moved all crown corporations to Tripoli with a measurable decline in socioeconomic status of the East.
The punishment of Cyranaicans or whom are referred to as East Libyans, for the last forty eight years has left a mistrust for any salvation plan that is centered around a Tripoli based government. Fezan, or the South on the other hand is totally neglected and suffers today one of the highest infant mortality rates in the world.
The idea of having a US special envoy with authority to effectively engage in solving the post Ghadafi Libyan quagmire has been floating for four months and is needed at a time when European sponsored UN agreement on Libya appears to be failing with an increasingly unpopular Libyan Presidential Council.
Ultimately it is the Libyans themselves who need to agree that there could not be a military solution to their problem and that peaceful transition through new national reconciliation efforts is the only way out of their mess.

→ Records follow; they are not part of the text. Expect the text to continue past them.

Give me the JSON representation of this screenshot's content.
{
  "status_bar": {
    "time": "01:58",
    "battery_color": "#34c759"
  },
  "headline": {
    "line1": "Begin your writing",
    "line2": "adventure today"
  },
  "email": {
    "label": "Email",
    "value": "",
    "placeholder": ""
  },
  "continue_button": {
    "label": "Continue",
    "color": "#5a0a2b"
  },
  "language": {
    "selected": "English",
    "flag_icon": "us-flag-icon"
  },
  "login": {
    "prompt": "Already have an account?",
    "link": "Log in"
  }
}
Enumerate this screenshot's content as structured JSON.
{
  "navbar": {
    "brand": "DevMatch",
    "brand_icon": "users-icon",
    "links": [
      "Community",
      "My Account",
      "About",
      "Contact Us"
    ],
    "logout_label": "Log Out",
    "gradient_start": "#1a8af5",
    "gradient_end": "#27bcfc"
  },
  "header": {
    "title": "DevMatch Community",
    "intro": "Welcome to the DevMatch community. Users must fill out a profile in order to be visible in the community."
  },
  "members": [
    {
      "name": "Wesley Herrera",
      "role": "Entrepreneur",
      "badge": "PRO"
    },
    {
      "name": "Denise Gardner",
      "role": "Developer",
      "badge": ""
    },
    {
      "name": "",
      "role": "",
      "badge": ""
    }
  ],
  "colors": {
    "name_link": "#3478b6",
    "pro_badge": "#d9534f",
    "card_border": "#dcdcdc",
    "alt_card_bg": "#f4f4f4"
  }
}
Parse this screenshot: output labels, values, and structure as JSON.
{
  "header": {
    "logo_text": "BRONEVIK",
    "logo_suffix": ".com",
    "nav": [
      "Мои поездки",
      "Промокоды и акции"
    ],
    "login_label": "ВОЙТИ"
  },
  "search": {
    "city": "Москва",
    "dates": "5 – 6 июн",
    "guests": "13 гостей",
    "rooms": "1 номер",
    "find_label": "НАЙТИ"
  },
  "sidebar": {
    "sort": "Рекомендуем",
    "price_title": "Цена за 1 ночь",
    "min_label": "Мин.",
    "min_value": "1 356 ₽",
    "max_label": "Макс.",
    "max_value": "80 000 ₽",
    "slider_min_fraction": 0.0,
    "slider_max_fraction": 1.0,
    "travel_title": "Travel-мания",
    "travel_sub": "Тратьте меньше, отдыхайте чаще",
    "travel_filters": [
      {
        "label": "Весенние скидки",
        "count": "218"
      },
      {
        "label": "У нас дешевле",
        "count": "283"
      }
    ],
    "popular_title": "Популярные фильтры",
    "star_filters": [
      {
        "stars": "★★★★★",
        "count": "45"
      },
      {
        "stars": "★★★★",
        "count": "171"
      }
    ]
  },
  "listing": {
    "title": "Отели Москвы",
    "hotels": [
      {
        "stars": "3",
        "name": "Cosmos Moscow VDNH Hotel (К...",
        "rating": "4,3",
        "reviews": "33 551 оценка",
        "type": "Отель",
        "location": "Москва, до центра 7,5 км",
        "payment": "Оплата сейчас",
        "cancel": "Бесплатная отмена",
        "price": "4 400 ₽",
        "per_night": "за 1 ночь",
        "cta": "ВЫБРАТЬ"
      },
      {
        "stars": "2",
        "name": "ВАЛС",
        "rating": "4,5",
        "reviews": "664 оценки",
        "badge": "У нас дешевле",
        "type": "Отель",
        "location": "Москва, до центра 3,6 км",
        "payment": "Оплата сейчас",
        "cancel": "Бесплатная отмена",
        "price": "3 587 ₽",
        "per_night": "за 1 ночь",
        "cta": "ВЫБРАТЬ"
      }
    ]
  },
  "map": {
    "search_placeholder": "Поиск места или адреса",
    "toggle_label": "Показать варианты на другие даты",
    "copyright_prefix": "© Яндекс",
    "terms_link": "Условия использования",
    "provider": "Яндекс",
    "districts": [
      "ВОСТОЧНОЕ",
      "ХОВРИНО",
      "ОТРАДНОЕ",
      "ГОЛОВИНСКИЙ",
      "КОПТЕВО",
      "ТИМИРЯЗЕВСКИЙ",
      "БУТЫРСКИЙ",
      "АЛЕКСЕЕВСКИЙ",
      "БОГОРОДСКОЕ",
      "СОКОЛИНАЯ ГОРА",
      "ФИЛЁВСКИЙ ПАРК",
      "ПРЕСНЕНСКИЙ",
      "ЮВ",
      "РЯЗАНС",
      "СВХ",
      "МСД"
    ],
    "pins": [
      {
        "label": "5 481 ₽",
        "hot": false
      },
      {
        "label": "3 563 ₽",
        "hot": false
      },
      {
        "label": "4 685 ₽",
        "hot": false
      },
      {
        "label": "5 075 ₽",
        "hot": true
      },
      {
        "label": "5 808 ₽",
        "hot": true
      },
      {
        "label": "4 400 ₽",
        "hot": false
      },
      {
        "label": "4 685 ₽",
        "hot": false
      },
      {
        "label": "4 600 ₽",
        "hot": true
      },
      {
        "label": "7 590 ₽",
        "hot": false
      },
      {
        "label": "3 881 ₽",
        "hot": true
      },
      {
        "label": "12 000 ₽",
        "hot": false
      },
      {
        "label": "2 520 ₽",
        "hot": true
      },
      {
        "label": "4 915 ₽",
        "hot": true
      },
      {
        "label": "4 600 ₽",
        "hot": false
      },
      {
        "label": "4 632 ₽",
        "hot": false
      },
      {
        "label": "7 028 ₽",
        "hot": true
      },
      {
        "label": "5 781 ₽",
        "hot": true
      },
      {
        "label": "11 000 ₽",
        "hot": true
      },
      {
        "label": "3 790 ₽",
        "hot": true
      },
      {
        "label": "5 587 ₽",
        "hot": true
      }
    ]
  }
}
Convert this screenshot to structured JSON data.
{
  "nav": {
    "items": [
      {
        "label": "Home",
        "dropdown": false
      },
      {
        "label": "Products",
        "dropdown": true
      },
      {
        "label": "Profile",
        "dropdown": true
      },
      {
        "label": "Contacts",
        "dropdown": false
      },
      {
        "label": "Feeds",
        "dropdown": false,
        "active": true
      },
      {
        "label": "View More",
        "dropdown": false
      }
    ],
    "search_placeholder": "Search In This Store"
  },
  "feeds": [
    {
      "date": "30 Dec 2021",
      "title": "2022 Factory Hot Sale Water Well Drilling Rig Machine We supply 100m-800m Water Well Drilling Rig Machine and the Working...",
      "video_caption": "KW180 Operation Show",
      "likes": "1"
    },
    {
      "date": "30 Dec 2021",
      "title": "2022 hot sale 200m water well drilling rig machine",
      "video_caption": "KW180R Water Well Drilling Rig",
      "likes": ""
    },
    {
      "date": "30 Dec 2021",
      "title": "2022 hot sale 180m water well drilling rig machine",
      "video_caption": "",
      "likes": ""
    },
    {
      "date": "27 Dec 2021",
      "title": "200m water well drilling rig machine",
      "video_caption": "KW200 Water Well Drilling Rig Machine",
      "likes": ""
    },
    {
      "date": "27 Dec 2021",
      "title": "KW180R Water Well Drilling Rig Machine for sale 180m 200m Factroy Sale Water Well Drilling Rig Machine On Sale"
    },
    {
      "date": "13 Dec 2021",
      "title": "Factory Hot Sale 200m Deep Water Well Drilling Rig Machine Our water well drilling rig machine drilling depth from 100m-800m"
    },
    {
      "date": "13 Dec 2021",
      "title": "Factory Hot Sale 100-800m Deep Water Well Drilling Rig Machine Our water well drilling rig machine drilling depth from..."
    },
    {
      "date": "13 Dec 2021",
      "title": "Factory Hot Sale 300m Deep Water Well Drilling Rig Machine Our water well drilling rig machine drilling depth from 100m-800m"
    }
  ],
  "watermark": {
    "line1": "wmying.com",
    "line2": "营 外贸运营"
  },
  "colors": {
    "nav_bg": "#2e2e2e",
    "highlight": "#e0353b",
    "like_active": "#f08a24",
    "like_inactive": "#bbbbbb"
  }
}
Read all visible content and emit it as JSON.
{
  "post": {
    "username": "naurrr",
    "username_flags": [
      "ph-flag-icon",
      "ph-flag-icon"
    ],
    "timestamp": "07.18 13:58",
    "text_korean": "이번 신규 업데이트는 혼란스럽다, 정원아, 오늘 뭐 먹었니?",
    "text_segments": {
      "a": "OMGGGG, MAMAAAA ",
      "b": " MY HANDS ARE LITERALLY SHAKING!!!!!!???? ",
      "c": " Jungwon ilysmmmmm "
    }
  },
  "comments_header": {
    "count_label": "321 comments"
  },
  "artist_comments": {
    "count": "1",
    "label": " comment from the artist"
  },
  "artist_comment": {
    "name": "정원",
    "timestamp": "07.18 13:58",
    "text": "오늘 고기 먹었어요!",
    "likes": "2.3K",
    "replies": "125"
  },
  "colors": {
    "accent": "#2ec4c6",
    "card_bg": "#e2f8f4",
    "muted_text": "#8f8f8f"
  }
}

Libyans however have also grown mistrustful of Italian, British and French special interests and objectives in their country. With more effective US guidance and assertiveness, a US presidential special envoy to Libya can play an important leading role with a new initiative which addresses existing geopolitical distinctiveness between Libyan historical provinces.